**Assignment:**
Restating the data word for word is all that is required.

Website and app data records:
_ _ _
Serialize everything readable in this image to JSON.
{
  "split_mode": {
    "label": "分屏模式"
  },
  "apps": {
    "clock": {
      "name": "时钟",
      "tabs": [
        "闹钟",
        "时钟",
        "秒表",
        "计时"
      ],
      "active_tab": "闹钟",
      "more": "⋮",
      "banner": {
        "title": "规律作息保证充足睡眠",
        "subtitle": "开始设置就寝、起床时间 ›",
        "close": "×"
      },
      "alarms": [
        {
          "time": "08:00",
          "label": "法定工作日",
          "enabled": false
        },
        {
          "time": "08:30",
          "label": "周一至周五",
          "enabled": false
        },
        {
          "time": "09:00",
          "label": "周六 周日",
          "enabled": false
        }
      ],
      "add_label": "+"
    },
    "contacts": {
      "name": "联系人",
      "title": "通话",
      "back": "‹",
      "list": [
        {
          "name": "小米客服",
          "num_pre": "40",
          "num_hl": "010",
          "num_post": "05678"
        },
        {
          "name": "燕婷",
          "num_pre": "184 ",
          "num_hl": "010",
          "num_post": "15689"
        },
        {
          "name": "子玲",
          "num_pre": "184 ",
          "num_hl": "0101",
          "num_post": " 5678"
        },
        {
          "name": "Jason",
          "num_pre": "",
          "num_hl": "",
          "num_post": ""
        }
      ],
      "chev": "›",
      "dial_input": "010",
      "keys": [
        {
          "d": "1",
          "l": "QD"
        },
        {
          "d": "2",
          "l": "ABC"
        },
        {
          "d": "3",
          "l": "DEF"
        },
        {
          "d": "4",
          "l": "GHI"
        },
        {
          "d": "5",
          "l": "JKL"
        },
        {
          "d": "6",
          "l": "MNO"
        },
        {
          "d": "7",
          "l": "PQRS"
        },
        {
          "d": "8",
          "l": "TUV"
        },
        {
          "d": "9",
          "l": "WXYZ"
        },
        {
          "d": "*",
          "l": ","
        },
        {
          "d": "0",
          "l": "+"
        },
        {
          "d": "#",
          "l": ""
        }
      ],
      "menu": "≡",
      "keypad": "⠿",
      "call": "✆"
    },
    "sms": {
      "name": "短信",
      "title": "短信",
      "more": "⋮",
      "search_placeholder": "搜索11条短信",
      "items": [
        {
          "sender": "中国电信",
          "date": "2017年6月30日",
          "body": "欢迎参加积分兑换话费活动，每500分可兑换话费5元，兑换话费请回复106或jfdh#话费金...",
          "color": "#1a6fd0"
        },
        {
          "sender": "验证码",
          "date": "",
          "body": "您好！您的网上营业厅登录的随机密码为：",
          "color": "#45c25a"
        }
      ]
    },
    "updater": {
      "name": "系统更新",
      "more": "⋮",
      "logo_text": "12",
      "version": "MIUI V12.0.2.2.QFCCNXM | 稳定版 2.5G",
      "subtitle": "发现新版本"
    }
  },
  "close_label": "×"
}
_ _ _
**Your solution:**
Serialize everything readable in this image to JSON.
{
  "split_mode": {
    "label": "分屏模式"
  },
  "apps": {
    "clock": {
      "name": "时钟",
      "tabs": [
        "闹钟",
        "时钟",
        "秒表",
        "计时"
      ],
      "active_tab": "闹钟",
      "more": "⋮",
      "banner": {
        "title": "规律作息保证充足睡眠",
        "subtitle": "开始设置就寝、起床时间 ›",
        "close": "×"
      },
      "alarms": [
        {
          "time": "08:00",
          "label": "法定工作日",
          "enabled": false
        },
        {
          "time": "08:30",
          "label": "周一至周五",
          "enabled": false
        },
        {
          "time": "09:00",
          "label": "周六 周日",
          "enabled": false
        }
      ],
      "add_label": "+"
    },
    "contacts": {
      "name": "联系人",
      "title": "通话",
      "back": "‹",
      "list": [
        {
          "name": "小米客服",
          "num_pre": "40",
          "num_hl": "010",
          "num_post": "05678"
        },
        {
          "name": "燕婷",
          "num_pre": "184 ",
          "num_hl": "010",
          "num_post": "15689"
        },
        {
          "name": "子玲",
          "num_pre": "184 ",
          "num_hl": "0101",
          "num_post": " 5678"
        },
        {
          "name": "Jason",
          "num_pre": "",
          "num_hl": "",
          "num_post": ""
        }
      ],
      "chev": "›",
      "dial_input": "010",
      "keys": [
        {
          "d": "1",
          "l": "QD"
        },
        {
          "d": "2",
          "l": "ABC"
        },
        {
          "d": "3",
          "l": "DEF"
        },
        {
          "d": "4",
          "l": "GHI"
        },
        {
          "d": "5",
          "l": "JKL"
        },
        {
          "d": "6",
          "l": "MNO"
        },
        {
          "d": "7",
          "l": "PQRS"
        },
        {
          "d": "8",
          "l": "TUV"
        },
        {
          "d": "9",
          "l": "WXYZ"
        },
        {
          "d": "*",
          "l": ","
        },
        {
          "d": "0",
          "l": "+"
        },
        {
          "d": "#",
          "l": ""
        }
      ],
      "menu": "≡",
      "keypad": "⠿",
      "call": "✆"
    },
    "sms": {
      "name": "短信",
      "title": "短信",
      "more": "⋮",
      "search_placeholder": "搜索11条短信",
      "items": [
        {
          "sender": "中国电信",
          "date": "2017年6月30日",
          "body": "欢迎参加积分兑换话费活动，每500分可兑换话费5元，兑换话费请回复106或jfdh#话费金...",
          "color": "#1a6fd0"
        },
        {
          "sender": "验证码",
          "date": "",
          "body": "您好！您的网上营业厅登录的随机密码为：",
          "color": "#45c25a"
        }
      ]
    },
    "updater": {
      "name": "系统更新",
      "more": "⋮",
      "logo_text": "12",
      "version": "MIUI V12.0.2.2.QFCCNXM | 稳定版 2.5G",
      "subtitle": "发现新版本"
    }
  },
  "close_label": "×"
}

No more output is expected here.